Thursday, August 6, 2009

Starbucks un-brands itself: sneaky or smart?


July 24th, a new coffee shop called 15th Avenue Coffee and Tea opened its doors in the Capitol Hill area of Seattle (on 15th Avenue).

This coffee house is the quintessential "little neighbourhood
coffee shop": reclaimed furniture, long wood tables, a stage where there will be live music and poetry readings, greek philosophy book pages wallpaper a back wall, the espresso' s made from a fancy manual LaMarzocco machines rather than regular auto-espresso machines, beer and wine is served, as well as cool "retro-hip" food including artisan baked breads and gelato.

The kicker? This is a Starbucks... in disguise!
A little sneaky, no?

Over a year ago, it was reported that Starbucks' sales were declining (more than 40% in a year). The problem? Starbucks became too popular! As the
BBC reported in 2008, Starbucks used to be the new, cool place to enjoy a 'venti' or a 'frappuccino', sitting in a comfy couch reading a book or working on your laptop. Now, there's a Starbucks on every corner, and even Starbucks' CEO admits that the brand has become a commodity, sending once loyal patrons to search out smaller, trendier coffee houses... like 15th Avenue Coffee and Tea.
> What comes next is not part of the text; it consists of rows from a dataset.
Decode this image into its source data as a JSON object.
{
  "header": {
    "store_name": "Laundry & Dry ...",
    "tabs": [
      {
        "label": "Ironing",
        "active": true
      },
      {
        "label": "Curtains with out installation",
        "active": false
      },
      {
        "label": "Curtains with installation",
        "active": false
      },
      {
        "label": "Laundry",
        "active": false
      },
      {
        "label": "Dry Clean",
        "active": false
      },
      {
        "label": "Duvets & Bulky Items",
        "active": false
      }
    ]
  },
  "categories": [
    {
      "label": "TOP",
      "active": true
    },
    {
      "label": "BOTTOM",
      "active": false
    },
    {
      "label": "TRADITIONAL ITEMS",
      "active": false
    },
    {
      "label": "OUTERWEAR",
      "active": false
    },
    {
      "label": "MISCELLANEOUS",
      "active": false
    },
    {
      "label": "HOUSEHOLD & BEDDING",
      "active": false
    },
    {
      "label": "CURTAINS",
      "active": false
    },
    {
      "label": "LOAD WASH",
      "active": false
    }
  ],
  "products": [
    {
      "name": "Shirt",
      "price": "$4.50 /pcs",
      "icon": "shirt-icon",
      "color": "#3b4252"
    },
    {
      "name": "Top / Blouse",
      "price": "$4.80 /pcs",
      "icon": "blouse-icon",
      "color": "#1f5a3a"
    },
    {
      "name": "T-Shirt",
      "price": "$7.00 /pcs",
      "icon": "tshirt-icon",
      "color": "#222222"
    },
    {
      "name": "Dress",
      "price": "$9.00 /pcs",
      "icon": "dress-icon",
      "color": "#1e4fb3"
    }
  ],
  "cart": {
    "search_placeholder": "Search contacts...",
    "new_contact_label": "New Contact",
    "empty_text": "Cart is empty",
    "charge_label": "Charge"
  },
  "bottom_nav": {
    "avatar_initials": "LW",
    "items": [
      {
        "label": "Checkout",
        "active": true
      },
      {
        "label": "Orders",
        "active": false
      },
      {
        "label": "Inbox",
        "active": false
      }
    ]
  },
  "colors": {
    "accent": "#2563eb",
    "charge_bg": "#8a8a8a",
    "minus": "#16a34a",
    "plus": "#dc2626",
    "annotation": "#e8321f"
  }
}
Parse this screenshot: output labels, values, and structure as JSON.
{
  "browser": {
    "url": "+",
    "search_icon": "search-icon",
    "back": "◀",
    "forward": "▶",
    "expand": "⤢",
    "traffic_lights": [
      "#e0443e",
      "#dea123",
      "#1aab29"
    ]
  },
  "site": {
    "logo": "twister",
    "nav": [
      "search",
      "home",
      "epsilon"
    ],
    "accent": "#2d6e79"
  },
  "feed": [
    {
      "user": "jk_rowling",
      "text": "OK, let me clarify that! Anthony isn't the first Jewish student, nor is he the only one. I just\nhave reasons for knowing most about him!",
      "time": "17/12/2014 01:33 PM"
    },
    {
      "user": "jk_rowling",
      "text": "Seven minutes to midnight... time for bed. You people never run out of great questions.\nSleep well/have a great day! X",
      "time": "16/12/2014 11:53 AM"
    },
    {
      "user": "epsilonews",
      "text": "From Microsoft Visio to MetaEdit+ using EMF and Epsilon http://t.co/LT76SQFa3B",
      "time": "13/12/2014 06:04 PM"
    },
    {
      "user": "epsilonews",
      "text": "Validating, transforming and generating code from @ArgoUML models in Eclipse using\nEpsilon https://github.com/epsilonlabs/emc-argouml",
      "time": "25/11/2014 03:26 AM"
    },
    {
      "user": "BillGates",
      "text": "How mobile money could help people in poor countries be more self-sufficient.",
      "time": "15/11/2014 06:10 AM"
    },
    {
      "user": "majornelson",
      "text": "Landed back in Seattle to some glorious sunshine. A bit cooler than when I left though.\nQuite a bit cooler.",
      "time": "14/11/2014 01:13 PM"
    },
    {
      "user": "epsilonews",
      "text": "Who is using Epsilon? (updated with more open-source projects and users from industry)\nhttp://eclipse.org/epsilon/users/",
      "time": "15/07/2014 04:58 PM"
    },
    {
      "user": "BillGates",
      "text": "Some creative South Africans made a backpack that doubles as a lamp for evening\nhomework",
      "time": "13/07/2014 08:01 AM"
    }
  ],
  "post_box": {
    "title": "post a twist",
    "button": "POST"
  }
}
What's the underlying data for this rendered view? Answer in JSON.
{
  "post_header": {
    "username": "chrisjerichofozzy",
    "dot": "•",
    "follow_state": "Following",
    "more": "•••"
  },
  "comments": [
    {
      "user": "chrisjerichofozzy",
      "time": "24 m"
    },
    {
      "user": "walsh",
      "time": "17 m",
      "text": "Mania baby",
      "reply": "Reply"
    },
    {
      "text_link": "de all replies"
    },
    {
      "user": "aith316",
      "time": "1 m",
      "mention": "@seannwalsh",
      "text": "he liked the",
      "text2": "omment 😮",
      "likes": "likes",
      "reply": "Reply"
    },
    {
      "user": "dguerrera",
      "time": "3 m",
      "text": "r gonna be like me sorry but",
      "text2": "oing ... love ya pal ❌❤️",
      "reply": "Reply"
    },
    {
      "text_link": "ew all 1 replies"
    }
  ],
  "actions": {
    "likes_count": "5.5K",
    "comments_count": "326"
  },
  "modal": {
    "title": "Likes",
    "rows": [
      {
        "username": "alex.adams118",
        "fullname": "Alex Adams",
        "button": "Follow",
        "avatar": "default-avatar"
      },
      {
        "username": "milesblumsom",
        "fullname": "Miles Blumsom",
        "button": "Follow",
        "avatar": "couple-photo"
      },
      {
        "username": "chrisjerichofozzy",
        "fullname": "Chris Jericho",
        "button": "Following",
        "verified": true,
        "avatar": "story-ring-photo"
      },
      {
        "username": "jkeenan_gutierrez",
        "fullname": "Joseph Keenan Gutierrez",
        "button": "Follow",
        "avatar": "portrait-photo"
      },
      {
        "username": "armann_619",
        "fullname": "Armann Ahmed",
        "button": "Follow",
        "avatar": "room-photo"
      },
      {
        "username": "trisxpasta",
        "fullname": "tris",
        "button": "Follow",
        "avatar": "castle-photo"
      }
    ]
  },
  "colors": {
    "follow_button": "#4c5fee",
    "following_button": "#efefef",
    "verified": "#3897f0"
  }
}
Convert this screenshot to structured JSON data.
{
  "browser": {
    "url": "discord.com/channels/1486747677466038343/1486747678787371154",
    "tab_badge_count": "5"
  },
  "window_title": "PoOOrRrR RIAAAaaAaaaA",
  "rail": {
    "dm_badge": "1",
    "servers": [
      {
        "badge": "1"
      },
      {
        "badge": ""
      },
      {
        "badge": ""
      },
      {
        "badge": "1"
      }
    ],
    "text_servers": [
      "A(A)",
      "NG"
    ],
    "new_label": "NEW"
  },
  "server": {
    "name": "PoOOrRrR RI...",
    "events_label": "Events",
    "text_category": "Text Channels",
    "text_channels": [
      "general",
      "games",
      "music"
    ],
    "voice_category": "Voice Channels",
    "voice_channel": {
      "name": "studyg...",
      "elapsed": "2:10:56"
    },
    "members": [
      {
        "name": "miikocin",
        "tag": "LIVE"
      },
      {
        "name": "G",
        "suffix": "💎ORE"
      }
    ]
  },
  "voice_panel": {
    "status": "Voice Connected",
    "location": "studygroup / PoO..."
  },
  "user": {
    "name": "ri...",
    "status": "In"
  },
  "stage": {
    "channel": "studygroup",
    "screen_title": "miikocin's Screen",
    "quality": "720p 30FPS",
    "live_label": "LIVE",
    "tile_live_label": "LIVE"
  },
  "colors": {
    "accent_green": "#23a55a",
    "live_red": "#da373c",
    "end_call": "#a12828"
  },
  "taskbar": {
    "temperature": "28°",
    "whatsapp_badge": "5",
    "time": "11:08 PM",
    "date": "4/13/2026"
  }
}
Apparently, Seattle should expect
2 more Starbucks-in-disguise to appear, named after the neighbourhoods they're in rather than the chain. Clearly, Starbucks is responding to public awareness and interest in independent and local businesses versus large and international ones but what do you think of their strategy? Do you they're being sneaky by disguising themselves or that it's a smart initiative to re-invent themselves?

Click here for the new coffee shop's website.

Monday, August 3, 2009

Middle-age spread is dangerous


According to 2 long term studies - the Nurse's Health Study and the Health Professionals Follow-up Study- the more weight you gain after the age of 20, the greater your risk of developing certain diseases.

Middle-aged men and women that gained 11-22 lbs after the age of 20 were up to 3 times more likely to develop heart disease, type 2 diabetes, high blood pressure and gallstones compared to those that gained 5 lbs or less, even if they were at a normal weight to begin with.


According to Dr. Walter Willett, the Nurse's Health Study's Principal Investigator and author of Eat, Drink, and be Healthy , adult weight gain or the so-called 'middle-age spread' is "neither inevitable nor innocuous".